> **WORK TO COMPLETE**:
Which lines of the data contain the string "icon"? Copy every one of them.

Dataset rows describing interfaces
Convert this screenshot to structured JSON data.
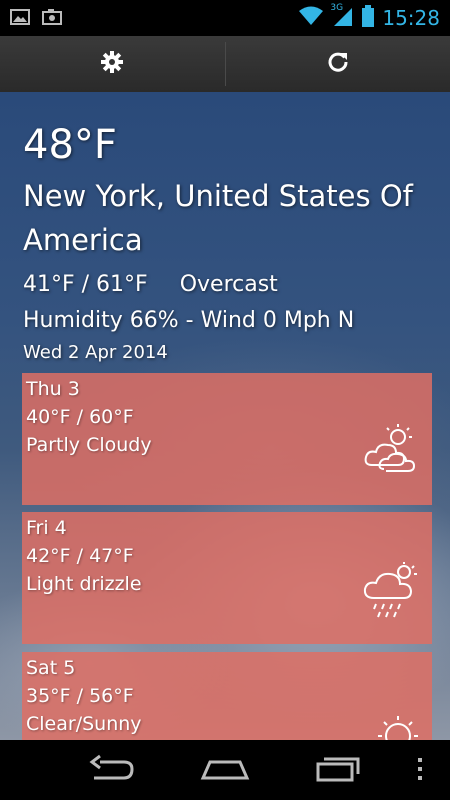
{
  "status_bar": {
    "network": "3G",
    "time": "15:28"
  },
  "current": {
    "temperature": "48°F",
    "location": "New York, United States Of America",
    "range": "41°F / 61°F",
    "condition": "Overcast",
    "details": "Humidity 66% - Wind 0 Mph N",
    "date": "Wed 2 Apr 2014"
  },
  "forecast": [
    {
      "day": "Thu 3",
      "range": "40°F / 60°F",
      "condition": "Partly Cloudy",
      "icon": "partly-cloudy-icon"
    },
    {
      "day": "Fri 4",
      "range": "42°F / 47°F",
      "condition": "Light drizzle",
      "icon": "drizzle-icon"
    },
    {
      "day": "Sat 5",
      "range": "35°F / 56°F",
      "condition": "Clear/Sunny",
      "icon": "sun-icon"
    }
  ],
  "colors": {
    "card": "#de6e64",
    "clock": "#33b5e5"
  }
}
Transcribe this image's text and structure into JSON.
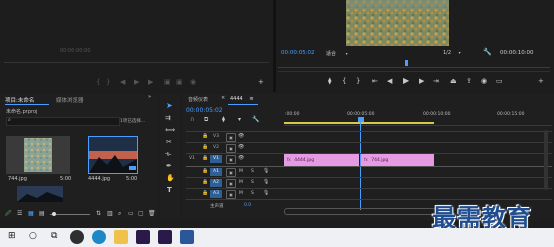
{
  "source_monitor": {
    "center_label": "00:00:00:00"
  },
  "program_monitor": {
    "timecode_left": "00:00:05:02",
    "fit_select": "适合",
    "ratio": "1/2",
    "timecode_right": "00:00:10:00"
  },
  "project_panel": {
    "tab_project": "项目:未命名",
    "tab_media_browser": "媒体浏览器",
    "file_name": "未命名.prproj",
    "selection_info": "1项已选择...",
    "items": [
      {
        "name": "744.jpg",
        "duration": "5:00"
      },
      {
        "name": "4444.jpg",
        "duration": "5:00"
      }
    ]
  },
  "timeline": {
    "tab_close": "×",
    "sequence_label": "4444",
    "tab_title": "音频仪表",
    "timecode": "00:00:05:02",
    "ruler": [
      ":00:00",
      "00:00:05:00",
      "00:00:10:00",
      "00:00:15:00"
    ],
    "tracks": {
      "video": [
        "V3",
        "V2",
        "V1"
      ],
      "audio": [
        "A1",
        "A2",
        "A3"
      ],
      "master": "主声道",
      "master_value": "0.0"
    },
    "clips": [
      {
        "label": "4444.jpg"
      },
      {
        "label": "744.jpg"
      }
    ]
  },
  "watermark": {
    "text": "最需教育"
  },
  "colors": {
    "accent": "#4a9eff",
    "clip_pink": "#e59ae1",
    "playhead": "#4a9eff",
    "track_blue": "#2e5f95"
  }
}
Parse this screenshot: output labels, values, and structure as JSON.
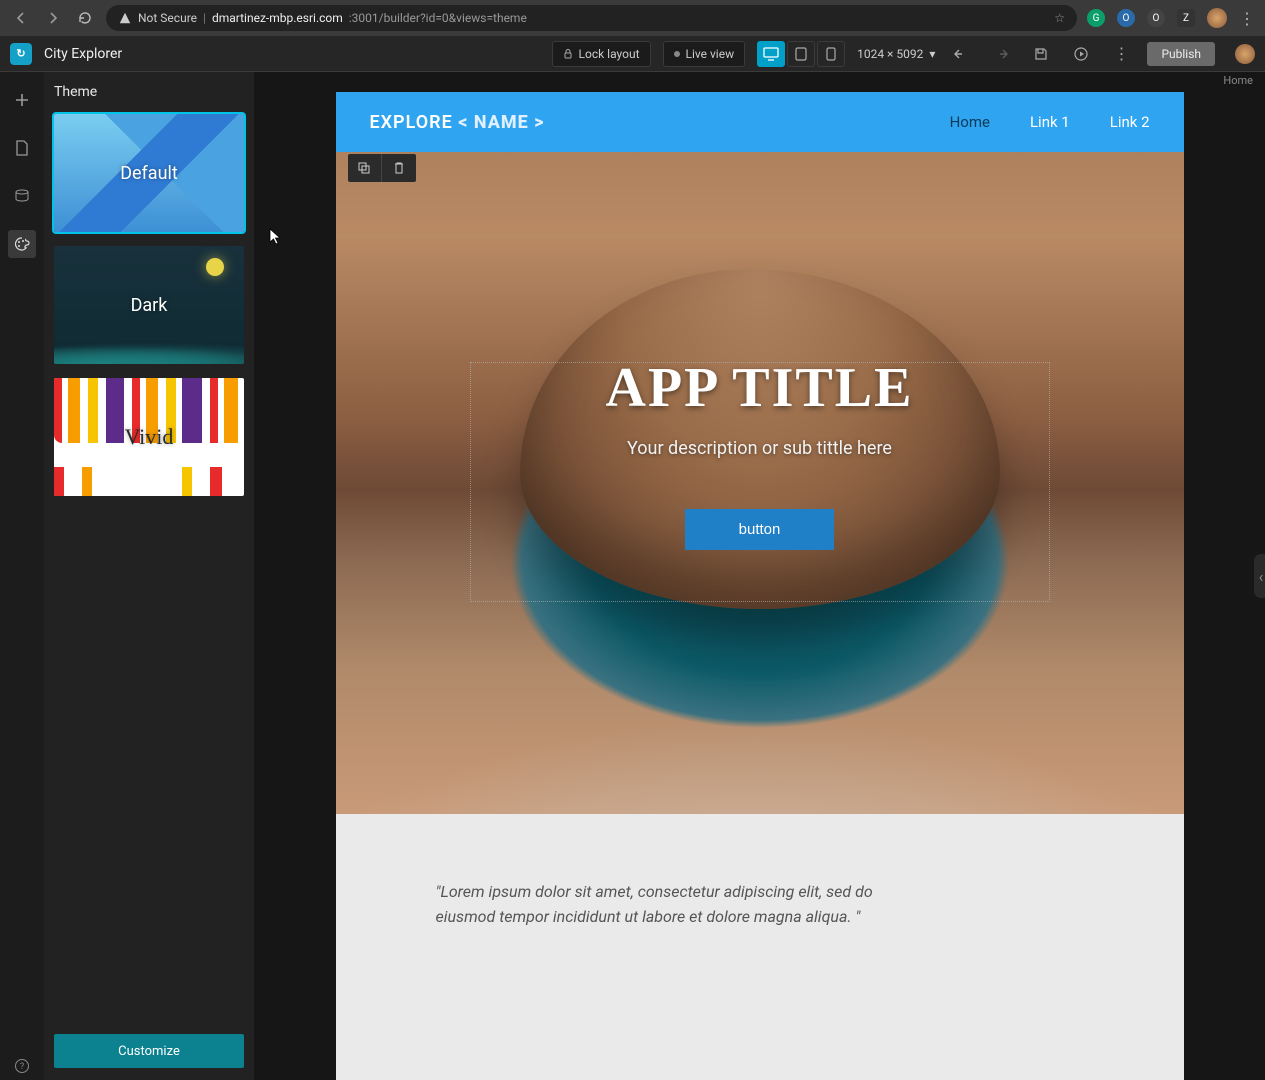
{
  "browser": {
    "security_label": "Not Secure",
    "url_prefix": "dmartinez-mbp.esri.com",
    "url_path": ":3001/builder?id=0&views=theme",
    "extensions": [
      "G",
      "O",
      "O",
      "Z"
    ]
  },
  "app": {
    "name": "City Explorer",
    "lock_layout": "Lock layout",
    "live_view": "Live view",
    "size_label": "1024 × 5092",
    "publish": "Publish"
  },
  "panel": {
    "title": "Theme",
    "themes": [
      {
        "name": "Default",
        "selected": true
      },
      {
        "name": "Dark",
        "selected": false
      },
      {
        "name": "Vivid",
        "selected": false
      }
    ],
    "customize": "Customize"
  },
  "canvas": {
    "page_label": "Home",
    "header": {
      "brand_prefix": "EXPLORE ",
      "brand_name": "< NAME >",
      "nav": [
        {
          "label": "Home",
          "active": true
        },
        {
          "label": "Link 1",
          "active": false
        },
        {
          "label": "Link 2",
          "active": false
        }
      ]
    },
    "hero": {
      "title": "APP TITLE",
      "subtitle": "Your description or sub tittle here",
      "button": "button"
    },
    "quote": "\"Lorem ipsum dolor sit amet, consectetur adipiscing elit, sed do eiusmod tempor incididunt ut labore et dolore magna aliqua. \""
  }
}
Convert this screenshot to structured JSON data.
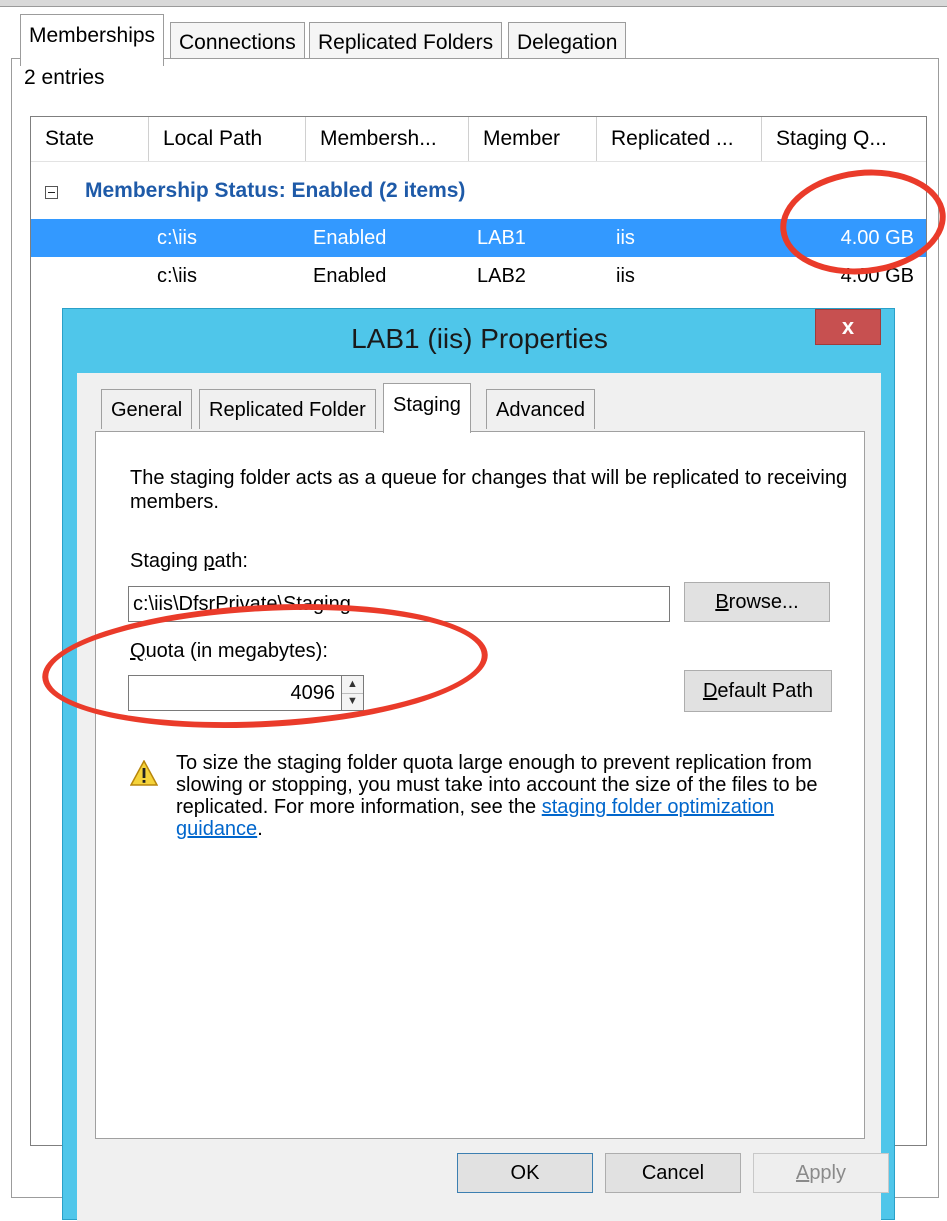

> **ANSWER SPACE**:
      "icon": "partly-cloudy-icon"
      "icon": "drizzle-icon"
      "icon": "sun-icon"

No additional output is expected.